Task = Check each line of the data, and copy those where "đường" appears.

(Stored data entries)
--
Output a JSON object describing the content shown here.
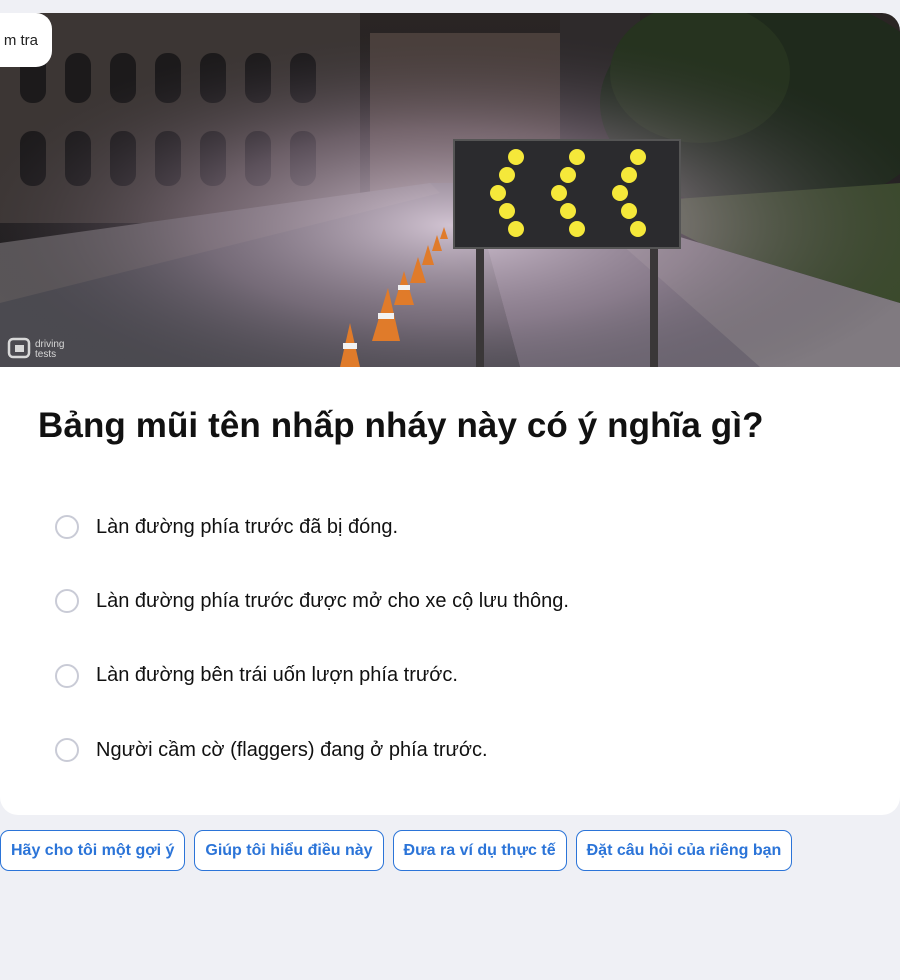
{
  "badge": {
    "label": "m tra"
  },
  "image": {
    "watermark_line1": "driving",
    "watermark_line2": "tests"
  },
  "question": {
    "text": "Bảng mũi tên nhấp nháy này có ý nghĩa gì?"
  },
  "options": [
    {
      "label": "Làn đường phía trước đã bị đóng."
    },
    {
      "label": "Làn đường phía trước được mở cho xe cộ lưu thông."
    },
    {
      "label": "Làn đường bên trái uốn lượn phía trước."
    },
    {
      "label": "Người cầm cờ (flaggers) đang ở phía trước."
    }
  ],
  "chips": [
    {
      "label": "Hãy cho tôi một gợi ý"
    },
    {
      "label": "Giúp tôi hiểu điều này"
    },
    {
      "label": "Đưa ra ví dụ thực tế"
    },
    {
      "label": "Đặt câu hỏi của riêng bạn"
    }
  ]
}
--
Solution for this exercise =
      "label": "Làn đường phía trước đã bị đóng."
      "label": "Làn đường phía trước được mở cho xe cộ lưu thông."
      "label": "Làn đường bên trái uốn lượn phía trước."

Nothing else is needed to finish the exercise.